In addition to tweaks and changes to quality, quantity, and composition of the output of the process, the information that is revealed and made available through competition guides the entrepreneur in terms of what tasks should or shouldn’t be carried out. It is possible that competition reveals that more tasks should be part of the production process. In other words, the entrepreneur can realize that the firm should expand through insourcing tasks that were previously thought to be separate or unrelated to the process. More likely, especially in the longer run, the firm will engage in outsourcing of specific tasks that are no longer necessary to include ‘internally’ and that are better carried out by others. Whereas this may be the case for parts of the core production process, this should not often be the case since this is the unique contribution of the firm. But supporting services, which are originally part of the firm but not core to the productive innovation, could more easily become spinoffs as competitors should also rely on those services. For example, a novel production process could necessitate innovation in accounting, marketing, logistics, or skills development processes that are necessary to support the core production process but are in fact separate to it. This is a possible opportunity for breaking out such services if competitors who attempt to establish similar production processes, or form unique production structures that recreate similar benefits only in the end result, could also benefit from such services. The original entrepreneur can choose to keep such services internally, but it is likely that they are spin off and let go. The reason for this is that they are not core to but established to support the production process, and therefore not essential to keep at arm’s length. Even if separating the core process from supportive processes would make them available for competitors, it means the entrepreneur benefits from being able to purchase the service at market price. With competition in such services, the cost is likely to go down. But it also releases resources, at a minimum in terms of the entrepreneur’s own time and attention, by allowing him or her to focus on the core contribution: the productive innovation. For these reasons, it can often be beneficial to let go of direct control of such services. This narrows the firm’s scope and makes it, as an entity, more specialised and therefore potentially much more effective and profitable. It thereby relieves the entrepreneur of uncertainty by both allowing market forces to regulate the supporting services and by being able to focus fully on the core process. We will return to the interplay between the firm and the competitive market process in chapter 8.

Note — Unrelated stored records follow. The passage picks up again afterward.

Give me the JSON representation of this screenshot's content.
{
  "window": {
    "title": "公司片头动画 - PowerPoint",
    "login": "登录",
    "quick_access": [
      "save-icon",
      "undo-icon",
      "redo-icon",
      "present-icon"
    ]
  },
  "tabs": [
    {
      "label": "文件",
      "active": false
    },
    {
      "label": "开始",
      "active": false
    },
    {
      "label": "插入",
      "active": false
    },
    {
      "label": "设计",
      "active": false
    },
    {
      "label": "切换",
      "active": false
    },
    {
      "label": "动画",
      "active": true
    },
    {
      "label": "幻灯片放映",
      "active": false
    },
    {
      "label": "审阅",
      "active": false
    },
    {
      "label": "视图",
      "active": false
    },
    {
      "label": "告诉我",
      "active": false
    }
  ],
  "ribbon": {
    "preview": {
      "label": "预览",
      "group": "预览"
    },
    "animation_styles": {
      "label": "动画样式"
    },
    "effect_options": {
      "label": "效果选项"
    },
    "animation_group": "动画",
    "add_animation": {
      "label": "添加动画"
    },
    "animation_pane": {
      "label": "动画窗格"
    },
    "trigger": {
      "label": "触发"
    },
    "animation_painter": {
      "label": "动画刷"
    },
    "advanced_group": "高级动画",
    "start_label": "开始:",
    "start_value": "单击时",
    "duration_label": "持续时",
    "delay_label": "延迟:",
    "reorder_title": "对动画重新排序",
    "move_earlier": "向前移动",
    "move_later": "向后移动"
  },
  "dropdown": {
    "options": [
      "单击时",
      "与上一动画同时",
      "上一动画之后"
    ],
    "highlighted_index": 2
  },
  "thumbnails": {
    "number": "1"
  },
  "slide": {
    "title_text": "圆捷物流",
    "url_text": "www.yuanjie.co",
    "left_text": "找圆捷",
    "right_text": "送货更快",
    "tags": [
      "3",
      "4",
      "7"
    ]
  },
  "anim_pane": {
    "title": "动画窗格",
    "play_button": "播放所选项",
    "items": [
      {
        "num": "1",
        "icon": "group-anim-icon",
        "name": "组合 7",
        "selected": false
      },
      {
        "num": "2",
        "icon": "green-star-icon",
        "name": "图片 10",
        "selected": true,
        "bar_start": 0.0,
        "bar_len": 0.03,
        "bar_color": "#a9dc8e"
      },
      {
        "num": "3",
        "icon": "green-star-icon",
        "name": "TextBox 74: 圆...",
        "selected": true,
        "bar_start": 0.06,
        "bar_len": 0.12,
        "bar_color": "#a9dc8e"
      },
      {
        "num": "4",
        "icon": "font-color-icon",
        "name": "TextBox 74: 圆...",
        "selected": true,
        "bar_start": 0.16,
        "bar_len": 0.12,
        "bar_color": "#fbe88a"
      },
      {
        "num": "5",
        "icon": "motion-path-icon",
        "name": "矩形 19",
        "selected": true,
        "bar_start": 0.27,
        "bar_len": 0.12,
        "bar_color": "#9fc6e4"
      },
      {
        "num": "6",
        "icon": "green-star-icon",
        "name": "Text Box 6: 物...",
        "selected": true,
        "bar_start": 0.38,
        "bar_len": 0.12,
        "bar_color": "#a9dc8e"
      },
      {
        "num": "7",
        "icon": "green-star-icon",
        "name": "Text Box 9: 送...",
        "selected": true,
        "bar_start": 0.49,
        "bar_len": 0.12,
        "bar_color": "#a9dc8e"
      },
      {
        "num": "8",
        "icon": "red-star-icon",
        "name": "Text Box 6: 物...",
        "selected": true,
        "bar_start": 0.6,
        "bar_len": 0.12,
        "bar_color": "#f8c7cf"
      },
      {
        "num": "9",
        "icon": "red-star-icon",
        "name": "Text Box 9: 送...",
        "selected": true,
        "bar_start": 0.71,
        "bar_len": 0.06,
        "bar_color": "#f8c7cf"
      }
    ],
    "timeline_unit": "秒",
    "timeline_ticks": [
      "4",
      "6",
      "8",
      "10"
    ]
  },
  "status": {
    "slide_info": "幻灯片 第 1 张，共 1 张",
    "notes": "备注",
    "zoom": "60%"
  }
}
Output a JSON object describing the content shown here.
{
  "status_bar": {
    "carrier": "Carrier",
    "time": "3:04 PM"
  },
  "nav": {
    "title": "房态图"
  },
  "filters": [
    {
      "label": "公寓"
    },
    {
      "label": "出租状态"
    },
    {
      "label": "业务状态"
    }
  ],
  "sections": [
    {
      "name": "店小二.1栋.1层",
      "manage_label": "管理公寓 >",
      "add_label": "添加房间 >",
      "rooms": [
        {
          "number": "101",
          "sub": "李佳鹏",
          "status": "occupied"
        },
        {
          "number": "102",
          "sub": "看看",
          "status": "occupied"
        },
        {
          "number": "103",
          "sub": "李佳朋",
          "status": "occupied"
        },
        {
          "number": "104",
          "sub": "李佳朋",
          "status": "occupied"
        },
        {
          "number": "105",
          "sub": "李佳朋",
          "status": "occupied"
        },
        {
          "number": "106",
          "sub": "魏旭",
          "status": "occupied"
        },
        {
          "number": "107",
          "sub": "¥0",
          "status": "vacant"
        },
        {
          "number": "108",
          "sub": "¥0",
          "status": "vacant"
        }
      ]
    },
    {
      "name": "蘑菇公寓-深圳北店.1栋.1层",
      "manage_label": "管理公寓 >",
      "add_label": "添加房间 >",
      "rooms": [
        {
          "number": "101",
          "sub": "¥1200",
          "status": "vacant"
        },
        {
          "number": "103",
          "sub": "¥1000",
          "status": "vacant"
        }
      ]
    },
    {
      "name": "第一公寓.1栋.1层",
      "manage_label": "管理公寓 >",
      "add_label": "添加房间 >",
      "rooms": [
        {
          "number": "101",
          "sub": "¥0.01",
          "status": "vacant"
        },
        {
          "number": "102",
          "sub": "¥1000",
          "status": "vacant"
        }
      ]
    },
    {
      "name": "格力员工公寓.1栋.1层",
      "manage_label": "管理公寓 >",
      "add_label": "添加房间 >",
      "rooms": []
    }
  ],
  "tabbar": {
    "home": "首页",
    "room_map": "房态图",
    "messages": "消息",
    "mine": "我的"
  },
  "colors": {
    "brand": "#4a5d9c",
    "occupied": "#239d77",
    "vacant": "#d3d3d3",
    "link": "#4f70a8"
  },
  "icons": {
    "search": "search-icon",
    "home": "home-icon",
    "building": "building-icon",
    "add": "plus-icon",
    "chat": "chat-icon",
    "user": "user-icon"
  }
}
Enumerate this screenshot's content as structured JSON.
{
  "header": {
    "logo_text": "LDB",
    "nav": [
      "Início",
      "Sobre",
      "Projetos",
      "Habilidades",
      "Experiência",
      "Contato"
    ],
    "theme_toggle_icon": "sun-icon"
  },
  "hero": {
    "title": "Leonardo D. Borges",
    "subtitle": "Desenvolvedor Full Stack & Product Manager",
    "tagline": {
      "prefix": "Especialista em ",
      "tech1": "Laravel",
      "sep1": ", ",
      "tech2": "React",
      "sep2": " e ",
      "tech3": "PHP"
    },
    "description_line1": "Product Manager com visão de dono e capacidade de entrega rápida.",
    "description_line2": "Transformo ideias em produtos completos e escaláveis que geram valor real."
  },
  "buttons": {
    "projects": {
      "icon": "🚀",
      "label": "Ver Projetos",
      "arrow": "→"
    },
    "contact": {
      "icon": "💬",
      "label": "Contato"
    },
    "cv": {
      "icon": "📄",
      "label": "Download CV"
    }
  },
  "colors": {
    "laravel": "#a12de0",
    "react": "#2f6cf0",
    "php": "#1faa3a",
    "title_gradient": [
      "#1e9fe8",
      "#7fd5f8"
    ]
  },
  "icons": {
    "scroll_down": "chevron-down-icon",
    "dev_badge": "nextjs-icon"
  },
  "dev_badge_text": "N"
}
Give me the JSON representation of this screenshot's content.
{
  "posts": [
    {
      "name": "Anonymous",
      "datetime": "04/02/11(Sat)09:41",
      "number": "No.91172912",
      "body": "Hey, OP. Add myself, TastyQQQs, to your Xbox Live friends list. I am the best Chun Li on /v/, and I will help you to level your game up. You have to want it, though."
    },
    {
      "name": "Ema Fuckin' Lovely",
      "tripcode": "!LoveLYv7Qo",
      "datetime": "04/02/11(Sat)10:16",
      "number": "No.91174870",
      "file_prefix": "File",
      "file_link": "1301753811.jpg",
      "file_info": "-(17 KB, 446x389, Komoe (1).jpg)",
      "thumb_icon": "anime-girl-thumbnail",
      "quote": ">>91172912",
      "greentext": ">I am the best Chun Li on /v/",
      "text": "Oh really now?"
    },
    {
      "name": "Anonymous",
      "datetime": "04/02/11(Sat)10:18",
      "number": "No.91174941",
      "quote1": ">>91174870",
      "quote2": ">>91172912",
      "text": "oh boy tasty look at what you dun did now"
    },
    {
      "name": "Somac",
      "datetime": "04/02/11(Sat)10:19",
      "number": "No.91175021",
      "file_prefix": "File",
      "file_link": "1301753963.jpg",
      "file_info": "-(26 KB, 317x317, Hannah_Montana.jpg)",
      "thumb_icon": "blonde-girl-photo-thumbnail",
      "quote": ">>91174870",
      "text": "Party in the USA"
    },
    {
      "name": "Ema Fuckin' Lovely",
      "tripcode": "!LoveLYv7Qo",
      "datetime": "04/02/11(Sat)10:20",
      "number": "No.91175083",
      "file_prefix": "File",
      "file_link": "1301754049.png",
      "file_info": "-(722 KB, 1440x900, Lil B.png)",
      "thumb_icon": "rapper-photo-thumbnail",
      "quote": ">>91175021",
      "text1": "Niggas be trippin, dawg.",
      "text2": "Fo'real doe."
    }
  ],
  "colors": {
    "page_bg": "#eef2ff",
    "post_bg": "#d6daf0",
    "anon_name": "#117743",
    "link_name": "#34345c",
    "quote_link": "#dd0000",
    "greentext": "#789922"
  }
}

[i] R. H. Coase, ‘The Nature of the Firm’, Economica, 4:16 (1937), pp. 386-405, p. 388.
[ii] Coase, ‘The Nature of the Firm’, p. 386.
[iii] R. H. Coase, ‘The Problem of Social Cost’, Journal of Law and Economics, 3:1 (1960), pp. 1-44.
[iv] See L. v. Mises, ‘Economic Calculation In The Socialist Commonwealth’, in Hayek (ed) Economic Calculation In The Socialist Commonwealth (London: George Routledge & Sons, 1935), pp. 87-130, L. v. Mises, Socialism: An Economic and Sociological Analysis (1936) (New Haven, CT: Yale University Press, 1951).